YOUR TASK
Below are some entries. Copy each line in them that holds "JSON".

BEGIN RECORD SET

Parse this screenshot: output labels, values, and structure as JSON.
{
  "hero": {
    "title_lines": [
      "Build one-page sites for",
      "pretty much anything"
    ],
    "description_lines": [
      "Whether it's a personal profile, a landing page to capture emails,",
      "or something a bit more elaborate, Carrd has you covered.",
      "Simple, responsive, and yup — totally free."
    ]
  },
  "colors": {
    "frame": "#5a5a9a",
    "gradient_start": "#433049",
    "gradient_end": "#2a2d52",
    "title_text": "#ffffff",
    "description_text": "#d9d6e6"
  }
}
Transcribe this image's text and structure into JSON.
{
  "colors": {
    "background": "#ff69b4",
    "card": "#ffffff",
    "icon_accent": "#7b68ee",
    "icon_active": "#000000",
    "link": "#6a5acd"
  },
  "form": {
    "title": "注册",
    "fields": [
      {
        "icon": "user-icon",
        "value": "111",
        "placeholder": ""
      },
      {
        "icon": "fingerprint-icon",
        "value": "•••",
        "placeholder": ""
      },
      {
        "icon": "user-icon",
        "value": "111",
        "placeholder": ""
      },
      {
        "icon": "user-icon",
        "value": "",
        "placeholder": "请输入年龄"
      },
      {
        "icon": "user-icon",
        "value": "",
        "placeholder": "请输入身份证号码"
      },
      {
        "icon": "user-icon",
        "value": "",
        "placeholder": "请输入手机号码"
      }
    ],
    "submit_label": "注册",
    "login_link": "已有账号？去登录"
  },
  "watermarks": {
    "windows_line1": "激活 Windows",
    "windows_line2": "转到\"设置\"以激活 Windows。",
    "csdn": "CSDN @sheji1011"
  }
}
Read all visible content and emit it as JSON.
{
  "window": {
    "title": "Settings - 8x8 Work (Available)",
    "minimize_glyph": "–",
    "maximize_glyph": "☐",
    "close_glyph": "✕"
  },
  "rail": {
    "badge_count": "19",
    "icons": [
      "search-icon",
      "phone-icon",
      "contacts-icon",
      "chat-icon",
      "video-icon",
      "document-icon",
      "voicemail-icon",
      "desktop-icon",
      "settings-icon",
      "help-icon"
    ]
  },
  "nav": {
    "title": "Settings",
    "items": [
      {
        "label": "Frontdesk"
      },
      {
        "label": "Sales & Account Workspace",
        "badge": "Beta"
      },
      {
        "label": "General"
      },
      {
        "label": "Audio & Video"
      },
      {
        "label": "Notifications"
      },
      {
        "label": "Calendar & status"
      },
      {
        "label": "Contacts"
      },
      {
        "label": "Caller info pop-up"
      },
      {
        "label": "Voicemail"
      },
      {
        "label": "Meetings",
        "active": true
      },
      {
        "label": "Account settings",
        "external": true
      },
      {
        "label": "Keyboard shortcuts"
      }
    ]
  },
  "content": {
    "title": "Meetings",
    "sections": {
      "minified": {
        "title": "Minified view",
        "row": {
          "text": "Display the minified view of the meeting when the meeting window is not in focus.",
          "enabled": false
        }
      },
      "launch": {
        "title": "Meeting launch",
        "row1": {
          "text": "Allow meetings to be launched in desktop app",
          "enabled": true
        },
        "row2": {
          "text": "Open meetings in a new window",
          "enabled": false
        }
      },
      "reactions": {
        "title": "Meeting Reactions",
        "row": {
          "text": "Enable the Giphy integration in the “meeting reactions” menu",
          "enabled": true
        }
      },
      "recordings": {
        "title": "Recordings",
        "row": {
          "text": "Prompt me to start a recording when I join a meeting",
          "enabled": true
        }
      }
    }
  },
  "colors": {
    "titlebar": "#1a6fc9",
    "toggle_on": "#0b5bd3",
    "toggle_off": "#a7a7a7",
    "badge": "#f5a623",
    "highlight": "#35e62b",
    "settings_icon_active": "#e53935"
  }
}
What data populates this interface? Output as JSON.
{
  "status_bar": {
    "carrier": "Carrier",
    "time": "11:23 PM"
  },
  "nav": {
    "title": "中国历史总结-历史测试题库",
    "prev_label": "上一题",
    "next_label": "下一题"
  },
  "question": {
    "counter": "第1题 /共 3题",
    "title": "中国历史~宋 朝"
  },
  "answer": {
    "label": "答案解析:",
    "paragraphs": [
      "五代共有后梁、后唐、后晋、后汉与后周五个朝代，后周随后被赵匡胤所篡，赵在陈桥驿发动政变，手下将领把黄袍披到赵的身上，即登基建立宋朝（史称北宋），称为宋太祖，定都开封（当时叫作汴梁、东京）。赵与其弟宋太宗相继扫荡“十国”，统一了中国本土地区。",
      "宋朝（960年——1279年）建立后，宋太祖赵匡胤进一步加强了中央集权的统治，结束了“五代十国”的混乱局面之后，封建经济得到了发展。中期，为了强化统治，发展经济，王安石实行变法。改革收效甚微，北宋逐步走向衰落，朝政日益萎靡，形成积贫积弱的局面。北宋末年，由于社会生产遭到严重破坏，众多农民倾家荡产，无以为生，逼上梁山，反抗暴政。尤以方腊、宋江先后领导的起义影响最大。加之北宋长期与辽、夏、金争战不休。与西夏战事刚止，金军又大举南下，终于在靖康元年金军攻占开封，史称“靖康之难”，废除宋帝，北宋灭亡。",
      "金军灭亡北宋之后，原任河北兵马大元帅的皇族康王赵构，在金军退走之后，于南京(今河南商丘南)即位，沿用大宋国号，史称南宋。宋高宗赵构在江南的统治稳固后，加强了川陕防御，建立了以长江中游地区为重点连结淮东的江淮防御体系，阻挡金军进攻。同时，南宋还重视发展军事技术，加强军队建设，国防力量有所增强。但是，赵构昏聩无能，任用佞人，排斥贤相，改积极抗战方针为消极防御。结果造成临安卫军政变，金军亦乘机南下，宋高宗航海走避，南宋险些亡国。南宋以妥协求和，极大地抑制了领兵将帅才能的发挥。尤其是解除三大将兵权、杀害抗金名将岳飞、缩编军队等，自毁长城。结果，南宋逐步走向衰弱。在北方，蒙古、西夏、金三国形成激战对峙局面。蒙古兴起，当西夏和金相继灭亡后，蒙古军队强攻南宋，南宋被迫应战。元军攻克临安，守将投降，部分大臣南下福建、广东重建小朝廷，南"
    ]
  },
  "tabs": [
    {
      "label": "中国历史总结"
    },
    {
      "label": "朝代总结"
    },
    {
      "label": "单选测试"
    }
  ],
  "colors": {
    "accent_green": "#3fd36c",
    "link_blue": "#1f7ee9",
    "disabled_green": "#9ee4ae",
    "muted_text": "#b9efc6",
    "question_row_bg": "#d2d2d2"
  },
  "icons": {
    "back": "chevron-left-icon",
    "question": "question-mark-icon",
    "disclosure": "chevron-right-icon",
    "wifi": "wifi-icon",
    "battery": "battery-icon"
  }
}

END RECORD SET

SOLVED PROBLEM
Parse this screenshot: output labels, values, and structure as JSON.
Transcribe this image's text and structure into JSON.
Read all visible content and emit it as JSON.
What data populates this interface? Output as JSON.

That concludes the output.